Session 2: Now they get to make their Dream Bag! Pass out the papers and have the kids look critically at their drawing. First, they must note the general size of the bag so they can choose the right material (grocery bag, cereal box, plastic bottle, etc.) for the bag’s "body." Then they should pay attention to the way the bag is worn so they can determine which materials they need for the task. Since you have already reviewed joining procedures, it might be good to demonstrate how to build supports using folds and craft sticks. Once the children feel confident about the basic structure of their bag, they should have no problem adding any decoration they want to make it their own unique design. You should move around the room, helping children try on their basic bag structures to see if they fit ands adding supports where necessary. Some children will need more help with the actual fundamentals of the building process than others due to where their fine motor skills are developmentally and their previous experience using tools.
After the children have finished and cleaned up their work area have them wear their bags to the group area. Divide the group into smaller groups. Within each small group have each child do a mini fashion show of their Dream Bag.

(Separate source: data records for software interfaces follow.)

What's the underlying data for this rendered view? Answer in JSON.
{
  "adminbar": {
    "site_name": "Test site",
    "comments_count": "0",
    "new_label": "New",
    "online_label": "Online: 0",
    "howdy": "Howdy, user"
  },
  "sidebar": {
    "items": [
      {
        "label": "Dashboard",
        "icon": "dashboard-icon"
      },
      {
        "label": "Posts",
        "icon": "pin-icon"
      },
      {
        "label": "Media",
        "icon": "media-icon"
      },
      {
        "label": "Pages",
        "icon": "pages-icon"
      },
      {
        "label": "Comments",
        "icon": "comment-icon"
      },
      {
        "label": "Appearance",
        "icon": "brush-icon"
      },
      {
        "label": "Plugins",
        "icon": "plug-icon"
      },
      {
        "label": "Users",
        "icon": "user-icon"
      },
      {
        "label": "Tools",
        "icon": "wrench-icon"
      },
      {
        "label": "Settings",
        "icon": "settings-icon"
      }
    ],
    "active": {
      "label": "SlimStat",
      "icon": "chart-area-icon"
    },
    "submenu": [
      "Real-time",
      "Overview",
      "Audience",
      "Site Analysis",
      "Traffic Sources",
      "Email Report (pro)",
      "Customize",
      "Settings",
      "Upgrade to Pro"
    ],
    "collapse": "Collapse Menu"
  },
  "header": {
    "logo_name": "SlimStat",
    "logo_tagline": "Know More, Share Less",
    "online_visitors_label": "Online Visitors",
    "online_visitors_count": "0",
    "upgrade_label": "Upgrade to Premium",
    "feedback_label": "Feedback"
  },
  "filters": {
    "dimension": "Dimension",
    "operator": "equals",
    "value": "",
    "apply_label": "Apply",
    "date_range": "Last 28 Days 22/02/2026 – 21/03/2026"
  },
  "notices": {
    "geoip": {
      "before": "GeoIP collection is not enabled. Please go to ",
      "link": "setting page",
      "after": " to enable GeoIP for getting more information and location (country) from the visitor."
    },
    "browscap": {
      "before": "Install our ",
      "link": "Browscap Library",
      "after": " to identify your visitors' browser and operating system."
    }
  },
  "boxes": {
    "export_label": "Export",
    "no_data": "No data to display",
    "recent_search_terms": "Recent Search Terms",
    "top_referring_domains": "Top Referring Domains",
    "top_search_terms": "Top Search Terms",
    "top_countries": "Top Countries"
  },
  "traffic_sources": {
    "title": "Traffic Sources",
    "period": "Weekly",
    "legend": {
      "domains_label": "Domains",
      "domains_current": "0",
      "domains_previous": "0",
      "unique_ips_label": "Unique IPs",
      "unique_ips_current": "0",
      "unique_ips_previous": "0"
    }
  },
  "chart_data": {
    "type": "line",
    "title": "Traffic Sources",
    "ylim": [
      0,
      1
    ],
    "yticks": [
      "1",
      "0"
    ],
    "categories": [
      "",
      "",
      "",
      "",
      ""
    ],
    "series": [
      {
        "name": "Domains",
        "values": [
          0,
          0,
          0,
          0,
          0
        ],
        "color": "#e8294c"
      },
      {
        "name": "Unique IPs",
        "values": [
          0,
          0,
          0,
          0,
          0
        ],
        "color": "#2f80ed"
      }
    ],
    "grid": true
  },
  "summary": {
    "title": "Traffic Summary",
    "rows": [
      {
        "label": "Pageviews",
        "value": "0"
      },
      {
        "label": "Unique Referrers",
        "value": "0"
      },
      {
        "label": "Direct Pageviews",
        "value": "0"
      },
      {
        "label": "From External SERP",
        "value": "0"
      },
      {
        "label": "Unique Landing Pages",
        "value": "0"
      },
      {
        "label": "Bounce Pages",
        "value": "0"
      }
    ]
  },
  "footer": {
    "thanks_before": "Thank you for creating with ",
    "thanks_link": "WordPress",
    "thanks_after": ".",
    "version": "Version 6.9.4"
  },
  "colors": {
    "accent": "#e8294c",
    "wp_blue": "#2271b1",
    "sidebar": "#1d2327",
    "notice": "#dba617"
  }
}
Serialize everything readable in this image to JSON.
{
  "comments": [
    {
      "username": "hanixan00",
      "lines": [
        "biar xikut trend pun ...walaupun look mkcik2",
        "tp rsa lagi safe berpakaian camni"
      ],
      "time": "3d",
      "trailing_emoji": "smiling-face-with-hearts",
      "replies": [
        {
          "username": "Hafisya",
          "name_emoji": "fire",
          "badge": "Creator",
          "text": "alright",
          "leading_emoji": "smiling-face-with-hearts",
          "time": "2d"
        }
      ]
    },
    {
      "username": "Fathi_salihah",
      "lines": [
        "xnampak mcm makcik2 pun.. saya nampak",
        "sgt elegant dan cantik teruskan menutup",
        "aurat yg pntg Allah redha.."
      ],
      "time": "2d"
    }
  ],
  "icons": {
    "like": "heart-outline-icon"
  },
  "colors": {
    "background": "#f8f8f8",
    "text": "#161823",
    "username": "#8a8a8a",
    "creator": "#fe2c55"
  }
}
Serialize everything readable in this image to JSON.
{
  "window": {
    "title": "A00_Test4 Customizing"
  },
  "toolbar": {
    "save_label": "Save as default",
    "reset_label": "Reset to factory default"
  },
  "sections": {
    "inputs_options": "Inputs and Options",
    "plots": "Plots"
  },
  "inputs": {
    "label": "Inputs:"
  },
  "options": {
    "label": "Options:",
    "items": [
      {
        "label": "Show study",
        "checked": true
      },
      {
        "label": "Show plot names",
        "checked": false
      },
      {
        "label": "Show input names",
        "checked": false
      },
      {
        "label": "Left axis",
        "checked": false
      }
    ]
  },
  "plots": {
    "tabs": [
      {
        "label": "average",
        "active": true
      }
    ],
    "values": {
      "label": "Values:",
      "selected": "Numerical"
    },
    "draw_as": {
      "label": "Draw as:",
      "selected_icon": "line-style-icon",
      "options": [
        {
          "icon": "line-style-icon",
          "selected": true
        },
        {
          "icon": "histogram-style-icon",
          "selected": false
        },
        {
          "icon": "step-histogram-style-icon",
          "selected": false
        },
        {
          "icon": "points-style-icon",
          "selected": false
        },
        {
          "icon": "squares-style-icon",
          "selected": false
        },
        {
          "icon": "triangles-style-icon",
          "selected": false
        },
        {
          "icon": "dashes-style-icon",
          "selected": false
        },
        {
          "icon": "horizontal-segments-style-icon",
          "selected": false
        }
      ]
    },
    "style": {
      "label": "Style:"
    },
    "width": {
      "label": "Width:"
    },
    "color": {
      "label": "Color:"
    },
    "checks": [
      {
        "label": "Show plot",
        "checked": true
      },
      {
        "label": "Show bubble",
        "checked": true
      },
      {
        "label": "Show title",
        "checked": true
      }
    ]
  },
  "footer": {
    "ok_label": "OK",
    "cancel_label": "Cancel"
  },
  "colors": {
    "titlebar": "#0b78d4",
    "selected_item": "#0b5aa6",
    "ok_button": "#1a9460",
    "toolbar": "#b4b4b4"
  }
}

Things to observe:
Did the child leverage ideas from other people or products?
Was the child a risk taker in their design process or product?
Was the child's idea imaginative or strictly functional?
Was it difficult for the child to see any ideas beyond a backpack?
There is not a “right” or “better” answer when considering these questions. You are simply trying to learn more about how each particular child thinks. After a few such experiences with a child, when you better know the child, then the assessment becomes more personalized, and it is easier to monitor whether each child has reached his or her potential.
In this particular lesson, a lot of the final product's success lies in fine motor skill development which varies based upon the physical development of each child as well as the child's age. A few months make a huge difference in kindergarten.
Enrichment Extension Activities
1. This lesson could easily work its way into writing and reading projects. A photo can be taken of the child and his or her Dream Bag and they can write about their process by way of a procedural writing format. For creative writing, the child could write about their adventures using their Dream Bag. For a home connection, have the children place some note paper in their Dream Bag and wear the bag home. Have their parents write a message about the Dream Bag on the note paper and place it in their bag. When they return to school wearing their Dream Bag, they can take out the notes and you can read them to the class.
2. If a teacher were to use this lesson with older children, a prototype building component could be added where the children first use small paper lunch bags to build their prototype. Through this experience, they figure out what they need to change and then build the larger grocery bag-size model later.